If you enter the park on the Trans-Canada Highway heading west from Calgary, the town of Banff is the first major landmark, a charming Alpine hamlet surrounded by lakes and mountains. Banff also has a hot springs resort open to the public. You can even rent a bathing suit if you've arrived unprepared!
After Banff, the Trans-Canada Highway bends northward to the park's crown jewel, Lake Louise. Lake Louise, pictured above, is one of the most photographed places in the world, but all those flashbulbs have done nothing to diminish its pristine azure glory. With an unspoiled glacier at one end and the ultra-civilized Chateau Lake Louise at the other, Lake Louise is the meeting point of extremes. It's also the crossroads for tourists from every corner of the globe.
The Icefields Parkway leads north from Lake Louise through some of the most spectacular mountain scenery in the world. Animals are abundant, and traffic jams usually mean a bighorn sheep like the one pictured above have paused to offer an irresistable photo opportunity. Elk and bear are also common sights.
Glaciers and icefields rise magnificently on both sides of the Parkway. Bow Summit above Peyto Lake, pictured at the left, is only one of many.
Farther north, Weeping Wall lives up to its name in the summer, when countless waterfalls plunge over its cliffs. In the winter, ice climbers scale the frozen cascades.
North of Weeping Wall, the Parkway enters Jasper National Park, where one of the most popular destinations is the Columbia Icefields. Giant snowmobiles carry visitors up the steep icy slopes of Athabasca Glacier.

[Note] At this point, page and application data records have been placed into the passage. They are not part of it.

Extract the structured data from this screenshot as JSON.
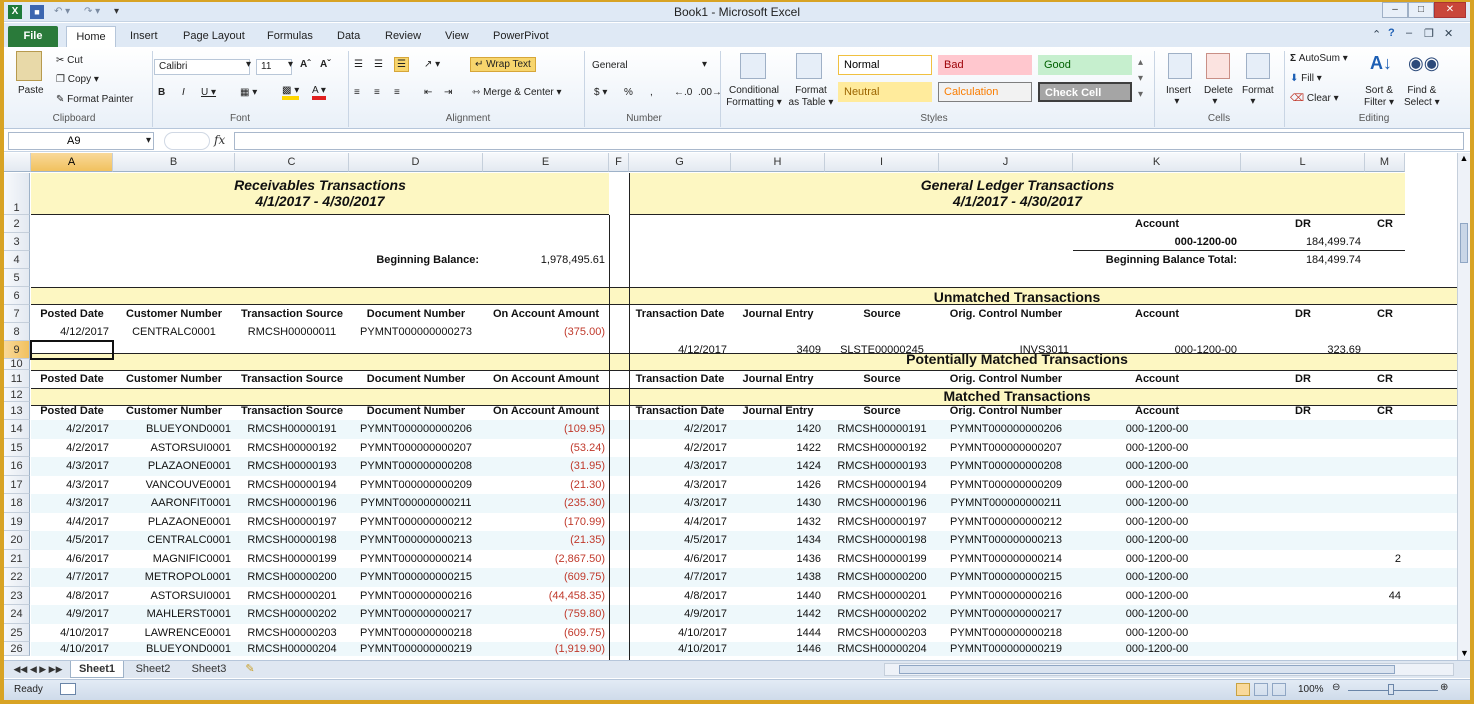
{
  "window": {
    "title": "Book1  -  Microsoft Excel",
    "app_icon": "X"
  },
  "tabs": [
    "File",
    "Home",
    "Insert",
    "Page Layout",
    "Formulas",
    "Data",
    "Review",
    "View",
    "PowerPivot"
  ],
  "ribbon": {
    "clipboard": {
      "paste": "Paste",
      "cut": "Cut",
      "copy": "Copy",
      "format_painter": "Format Painter",
      "label": "Clipboard"
    },
    "font": {
      "name": "Calibri",
      "size": "11",
      "label": "Font"
    },
    "alignment": {
      "wrap_text": "Wrap Text",
      "merge_center": "Merge & Center",
      "label": "Alignment"
    },
    "number": {
      "format": "General",
      "label": "Number"
    },
    "styles": {
      "conditional": [
        "Conditional",
        "Formatting"
      ],
      "format_table": [
        "Format",
        "as Table"
      ],
      "normal": "Normal",
      "bad": "Bad",
      "good": "Good",
      "neutral": "Neutral",
      "calculation": "Calculation",
      "check_cell": "Check Cell",
      "label": "Styles"
    },
    "cells": {
      "insert": "Insert",
      "delete": "Delete",
      "format": "Format",
      "label": "Cells"
    },
    "editing": {
      "autosum": "AutoSum",
      "fill": "Fill",
      "clear": "Clear",
      "sort": [
        "Sort &",
        "Filter"
      ],
      "find": [
        "Find &",
        "Select"
      ],
      "label": "Editing"
    }
  },
  "formula_bar": {
    "name_box": "A9",
    "fx": "fx",
    "value": ""
  },
  "columns": [
    "A",
    "B",
    "C",
    "D",
    "E",
    "F",
    "G",
    "H",
    "I",
    "J",
    "K",
    "L",
    "M"
  ],
  "rows_numbers": [
    "1",
    "2",
    "3",
    "4",
    "5",
    "6",
    "7",
    "8",
    "9",
    "10",
    "11",
    "12",
    "13",
    "14",
    "15",
    "16",
    "17",
    "18",
    "19",
    "20",
    "21",
    "22",
    "23",
    "24",
    "25",
    "26"
  ],
  "sheet": {
    "receivables_title": "Receivables Transactions",
    "receivables_dates": "4/1/2017 - 4/30/2017",
    "gl_title": "General Ledger Transactions",
    "gl_dates": "4/1/2017 - 4/30/2017",
    "account_label": "Account",
    "dr_label": "DR",
    "cr_label": "CR",
    "account_value": "000-1200-00",
    "account_dr": "184,499.74",
    "beginning_balance_label": "Beginning Balance:",
    "beginning_balance_value": "1,978,495.61",
    "beginning_balance_total_label": "Beginning Balance Total:",
    "beginning_balance_total_value": "184,499.74",
    "unmatched_title": "Unmatched Transactions",
    "potential_title": "Potentially Matched Transactions",
    "matched_title": "Matched Transactions",
    "left_headers": [
      "Posted Date",
      "Customer Number",
      "Transaction Source",
      "Document Number",
      "On Account Amount"
    ],
    "right_headers": [
      "Transaction Date",
      "Journal Entry",
      "Source",
      "Orig. Control Number",
      "Account",
      "DR",
      "CR"
    ],
    "unmatched_left": [
      "4/12/2017",
      "CENTRALC0001",
      "RMCSH00000011",
      "PYMNT000000000273",
      "(375.00)"
    ],
    "unmatched_right": [
      "4/12/2017",
      "3409",
      "SLSTE00000245",
      "INVS3011",
      "000-1200-00",
      "323.69",
      ""
    ],
    "matched": [
      [
        "4/2/2017",
        "BLUEYOND0001",
        "RMCSH00000191",
        "PYMNT000000000206",
        "(109.95)",
        "4/2/2017",
        "1420",
        "RMCSH00000191",
        "PYMNT000000000206",
        "000-1200-00",
        "",
        ""
      ],
      [
        "4/2/2017",
        "ASTORSUI0001",
        "RMCSH00000192",
        "PYMNT000000000207",
        "(53.24)",
        "4/2/2017",
        "1422",
        "RMCSH00000192",
        "PYMNT000000000207",
        "000-1200-00",
        "",
        ""
      ],
      [
        "4/3/2017",
        "PLAZAONE0001",
        "RMCSH00000193",
        "PYMNT000000000208",
        "(31.95)",
        "4/3/2017",
        "1424",
        "RMCSH00000193",
        "PYMNT000000000208",
        "000-1200-00",
        "",
        ""
      ],
      [
        "4/3/2017",
        "VANCOUVE0001",
        "RMCSH00000194",
        "PYMNT000000000209",
        "(21.30)",
        "4/3/2017",
        "1426",
        "RMCSH00000194",
        "PYMNT000000000209",
        "000-1200-00",
        "",
        ""
      ],
      [
        "4/3/2017",
        "AARONFIT0001",
        "RMCSH00000196",
        "PYMNT000000000211",
        "(235.30)",
        "4/3/2017",
        "1430",
        "RMCSH00000196",
        "PYMNT000000000211",
        "000-1200-00",
        "",
        ""
      ],
      [
        "4/4/2017",
        "PLAZAONE0001",
        "RMCSH00000197",
        "PYMNT000000000212",
        "(170.99)",
        "4/4/2017",
        "1432",
        "RMCSH00000197",
        "PYMNT000000000212",
        "000-1200-00",
        "",
        ""
      ],
      [
        "4/5/2017",
        "CENTRALC0001",
        "RMCSH00000198",
        "PYMNT000000000213",
        "(21.35)",
        "4/5/2017",
        "1434",
        "RMCSH00000198",
        "PYMNT000000000213",
        "000-1200-00",
        "",
        ""
      ],
      [
        "4/6/2017",
        "MAGNIFIC0001",
        "RMCSH00000199",
        "PYMNT000000000214",
        "(2,867.50)",
        "4/6/2017",
        "1436",
        "RMCSH00000199",
        "PYMNT000000000214",
        "000-1200-00",
        "",
        "2"
      ],
      [
        "4/7/2017",
        "METROPOL0001",
        "RMCSH00000200",
        "PYMNT000000000215",
        "(609.75)",
        "4/7/2017",
        "1438",
        "RMCSH00000200",
        "PYMNT000000000215",
        "000-1200-00",
        "",
        ""
      ],
      [
        "4/8/2017",
        "ASTORSUI0001",
        "RMCSH00000201",
        "PYMNT000000000216",
        "(44,458.35)",
        "4/8/2017",
        "1440",
        "RMCSH00000201",
        "PYMNT000000000216",
        "000-1200-00",
        "",
        "44"
      ],
      [
        "4/9/2017",
        "MAHLERST0001",
        "RMCSH00000202",
        "PYMNT000000000217",
        "(759.80)",
        "4/9/2017",
        "1442",
        "RMCSH00000202",
        "PYMNT000000000217",
        "000-1200-00",
        "",
        ""
      ],
      [
        "4/10/2017",
        "LAWRENCE0001",
        "RMCSH00000203",
        "PYMNT000000000218",
        "(609.75)",
        "4/10/2017",
        "1444",
        "RMCSH00000203",
        "PYMNT000000000218",
        "000-1200-00",
        "",
        ""
      ],
      [
        "4/10/2017",
        "BLUEYOND0001",
        "RMCSH00000204",
        "PYMNT000000000219",
        "(1,919.90)",
        "4/10/2017",
        "1446",
        "RMCSH00000204",
        "PYMNT000000000219",
        "000-1200-00",
        "",
        ""
      ]
    ]
  },
  "sheet_tabs": [
    "Sheet1",
    "Sheet2",
    "Sheet3"
  ],
  "status": {
    "ready": "Ready",
    "zoom": "100%"
  }
}
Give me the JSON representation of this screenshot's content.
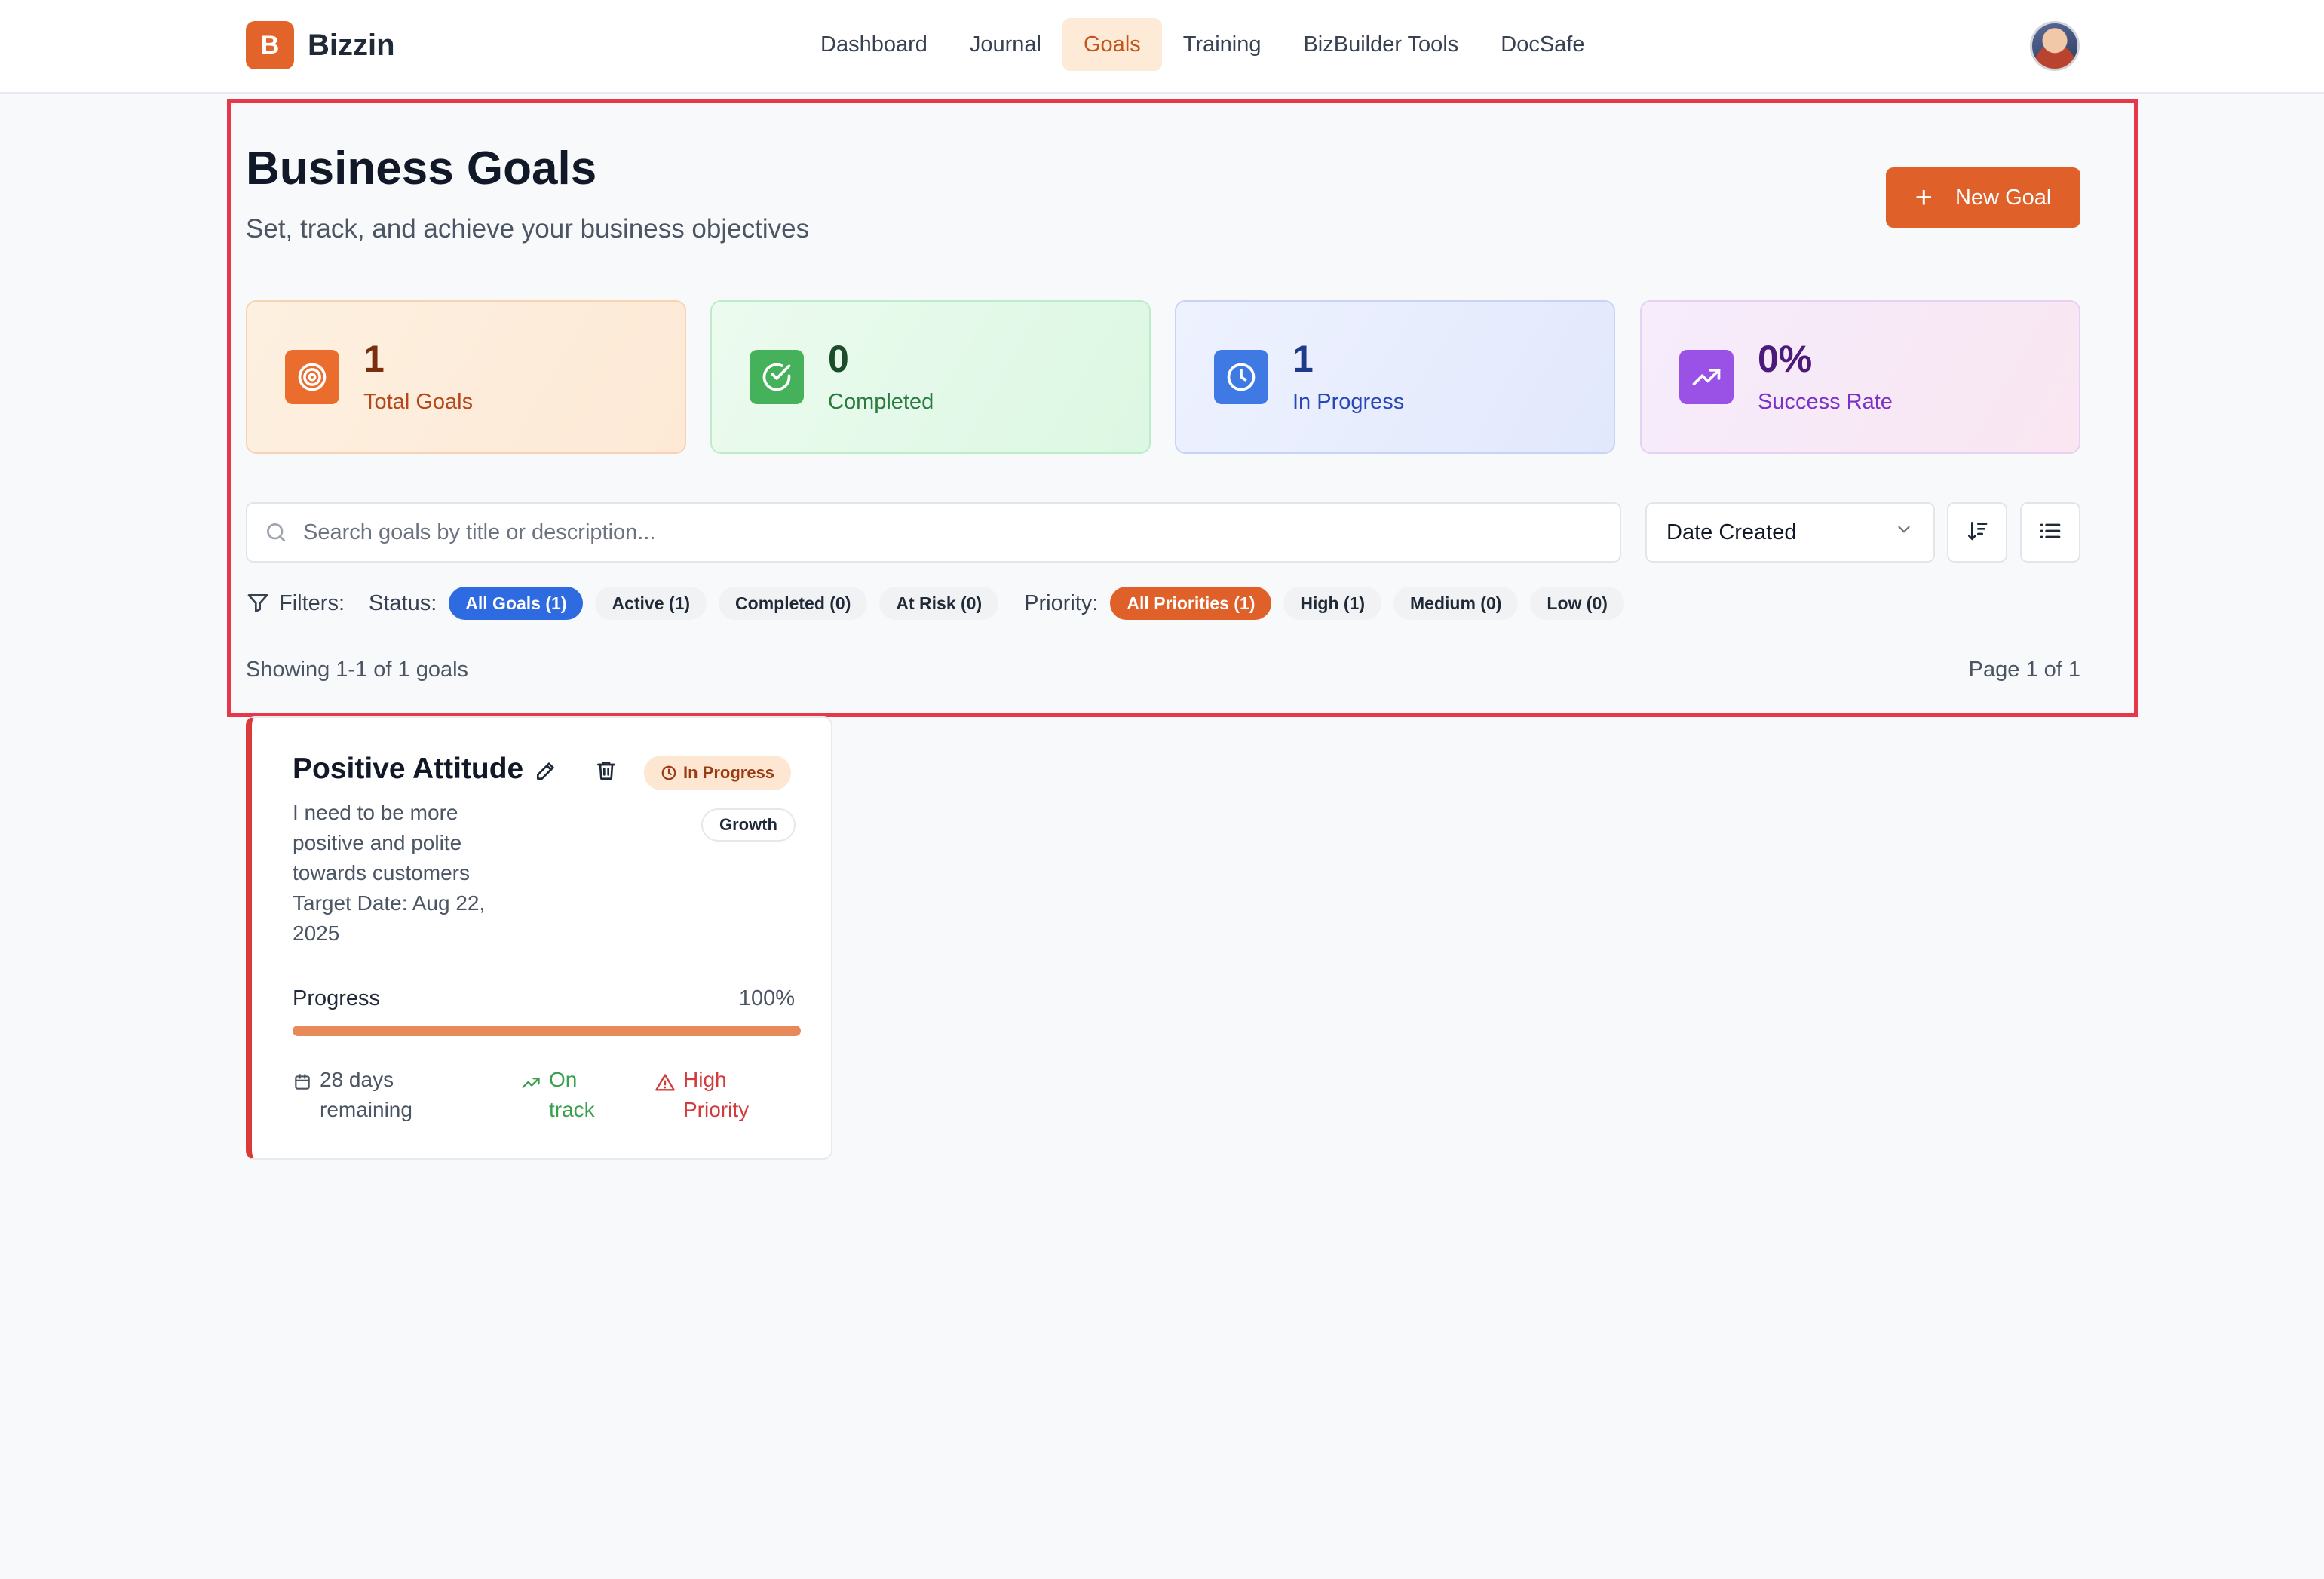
{
  "app": {
    "logo_letter": "B",
    "name": "Bizzin"
  },
  "nav": {
    "items": [
      {
        "label": "Dashboard",
        "active": false
      },
      {
        "label": "Journal",
        "active": false
      },
      {
        "label": "Goals",
        "active": true
      },
      {
        "label": "Training",
        "active": false
      },
      {
        "label": "BizBuilder Tools",
        "active": false
      },
      {
        "label": "DocSafe",
        "active": false
      }
    ]
  },
  "header": {
    "title": "Business Goals",
    "subtitle": "Set, track, and achieve your business objectives",
    "new_goal_label": "New Goal"
  },
  "stats": [
    {
      "value": "1",
      "label": "Total Goals",
      "icon": "target-icon",
      "color": "#ea6d2e"
    },
    {
      "value": "0",
      "label": "Completed",
      "icon": "check-circle-icon",
      "color": "#45b25b"
    },
    {
      "value": "1",
      "label": "In Progress",
      "icon": "clock-icon",
      "color": "#3f7ae4"
    },
    {
      "value": "0%",
      "label": "Success Rate",
      "icon": "trending-up-icon",
      "color": "#9a52e6"
    }
  ],
  "search": {
    "placeholder": "Search goals by title or description...",
    "value": ""
  },
  "sort": {
    "selected": "Date Created"
  },
  "filters": {
    "label": "Filters:",
    "status_label": "Status:",
    "status": [
      "All Goals (1)",
      "Active (1)",
      "Completed (0)",
      "At Risk (0)"
    ],
    "status_selected": "All Goals (1)",
    "priority_label": "Priority:",
    "priority": [
      "All Priorities (1)",
      "High (1)",
      "Medium (0)",
      "Low (0)"
    ],
    "priority_selected": "All Priorities (1)"
  },
  "results": {
    "showing": "Showing 1-1 of 1 goals",
    "page": "Page 1 of 1"
  },
  "goal": {
    "title": "Positive Attitude",
    "status": "In Progress",
    "category": "Growth",
    "description": "I need to be more positive and polite towards customers",
    "target_date": "Target Date: Aug 22, 2025",
    "progress_label": "Progress",
    "progress_text": "100%",
    "progress_fraction": 1.0,
    "days_remaining": "28 days remaining",
    "track_status": "On track",
    "priority": "High Priority"
  }
}
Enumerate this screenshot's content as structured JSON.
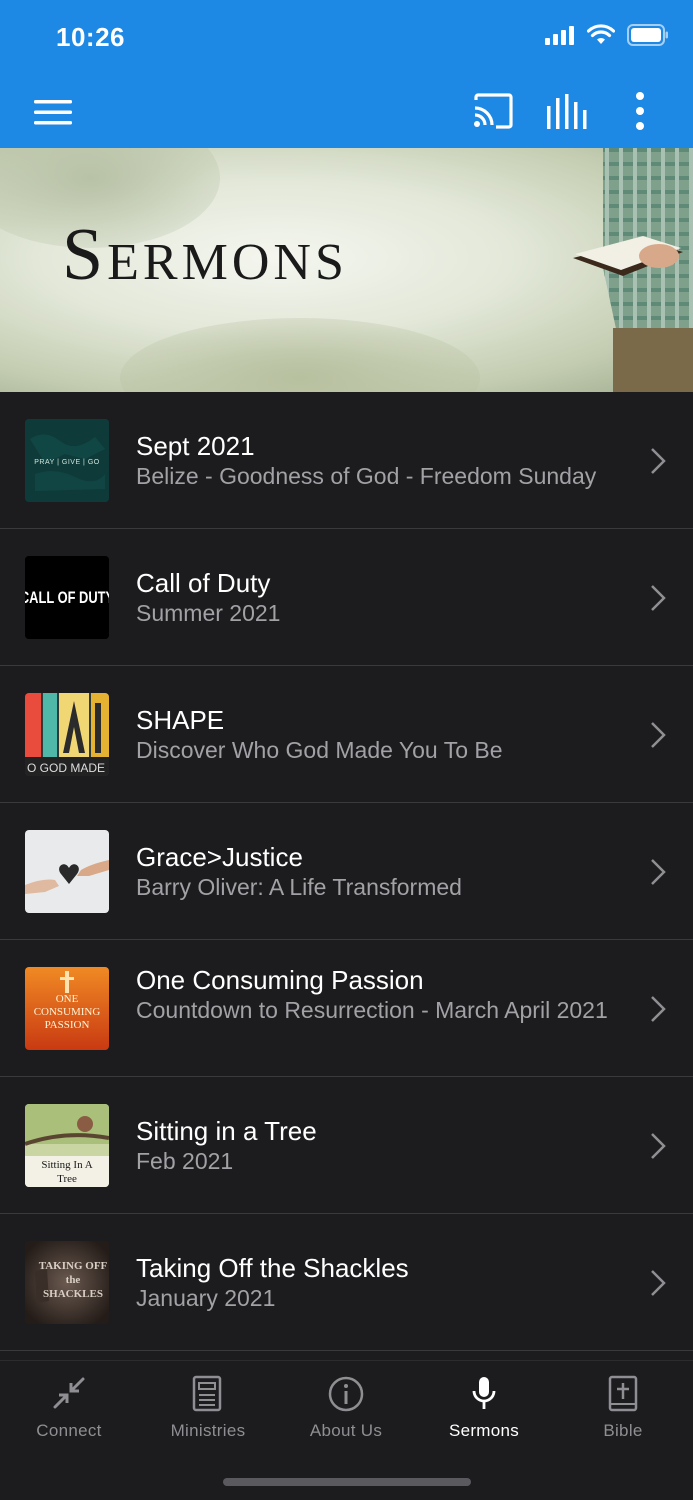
{
  "status_bar": {
    "time": "10:26"
  },
  "colors": {
    "primary": "#1e88e5",
    "background": "#1c1c1e",
    "subtitle": "#a1a1a6",
    "tab_inactive": "#8e8e93",
    "tab_active": "#ffffff"
  },
  "app_bar": {
    "icons": [
      "menu-icon",
      "cast-icon",
      "equalizer-icon",
      "more-vert-icon"
    ]
  },
  "banner": {
    "title": "Sermons"
  },
  "sermons": [
    {
      "title": "Sept 2021",
      "subtitle": "Belize - Goodness of God  - Freedom Sunday",
      "thumb_text": "PRAY | GIVE | GO"
    },
    {
      "title": "Call of Duty",
      "subtitle": "Summer 2021",
      "thumb_text": "CALL OF DUTY"
    },
    {
      "title": "SHAPE",
      "subtitle": "Discover Who God Made You To Be",
      "thumb_text": "O GOD MADE"
    },
    {
      "title": "Grace>Justice",
      "subtitle": "Barry Oliver: A Life Transformed",
      "thumb_text": ""
    },
    {
      "title": "One Consuming Passion",
      "subtitle": "Countdown to Resurrection - March April 2021",
      "thumb_text": "ONE CONSUMING PASSION"
    },
    {
      "title": "Sitting in a Tree",
      "subtitle": "Feb 2021",
      "thumb_text": "Sitting In A Tree"
    },
    {
      "title": "Taking Off the Shackles",
      "subtitle": "January 2021",
      "thumb_text": "TAKING OFF the SHACKLES"
    }
  ],
  "tabs": [
    {
      "label": "Connect",
      "icon": "connect-icon"
    },
    {
      "label": "Ministries",
      "icon": "ministries-icon"
    },
    {
      "label": "About Us",
      "icon": "info-icon"
    },
    {
      "label": "Sermons",
      "icon": "microphone-icon",
      "active": true
    },
    {
      "label": "Bible",
      "icon": "bible-icon"
    }
  ]
}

The trip back to Banff takes about two hours, but fortunately the sun sets late in the summer Rockies. One day's never enough, but at least in July, it can be a very long one.
Banff, Alberta T0L 0C0